It started raining, and how!  We huddled among the ruins for a while, and escaped the worst of it.This is a great view of the Temple of Zeus, and Bergama in the background.  Most of this building was moved to a museum in Berlin in the 1800s.

Another shot of the theater. The steps are pretty well preserved in this part of the theater, the seats less so.This is the Temple of Dionysus, right next to the theater.

We met an American from Michigan who took this picture. He was going to go to Egypt through Israel, but I bet he wasn't able to go through Israel, because right about then is when the troubles there started.Similar shot, in the sun--what a difference!

The theater, and a adjunct building, from below.Notice the holes in the stone blocks?  Apparently, in the Middle Ages metals became very expensive because of a general breakdown of mining.  So people dug into the walls, and ripped out the bronze connectors between blocks.  We saw this in many ruins.

The road to the middle city.There's still some excavation going on in the middle city.  This must have been a guard dog.  Luckily he was tied up.  See how friendly he is! -- NOT!

We didn't know what this was at the time we saw it.  After seeing many more ruined cities, it was obvious to us--it's a bath!  People walk into the water on the steps.The middle city, with Bergama in the background.

If you look closely, you can see the steps in this picture.Eric and a freestanding arch.

This was the gymnasium in the middle city.There's something that looked like an underground tunnel with the top fallen in here.  It was huge!  We never figured out exactly what it was for.
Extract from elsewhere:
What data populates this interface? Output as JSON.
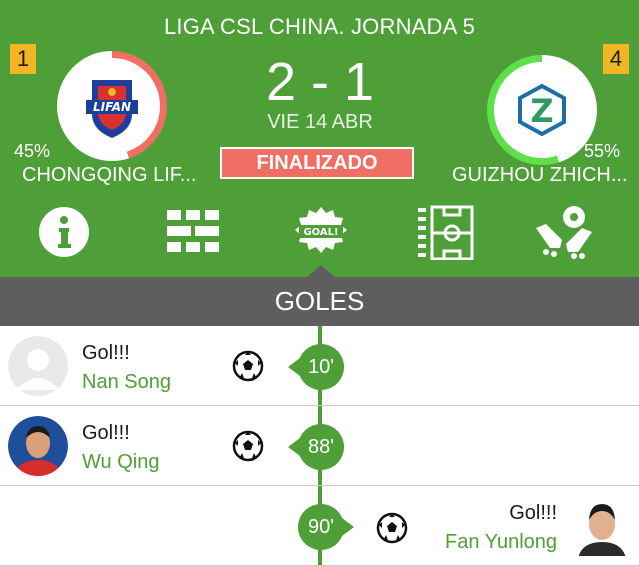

Sylvia, posing on a column.  What a Goddess!Eric, posing on another column.

This little puppy followed us around everywhere in the middle city.These blocks look like they've been individually fitted into one another.

More columns in the middle city.A very well preserved cupola in the middle city.  Can you find Eric in this picture?

After Bergama, we drove back to Izmir.  We stopped in a huge grocery store, just to see what they were like.  I took a few pictures, but this security guard told me to stop.  Only later did I realize that we had him on film, telling us to stop taking pictures!  The grocery store was incredibly crowded, and huge.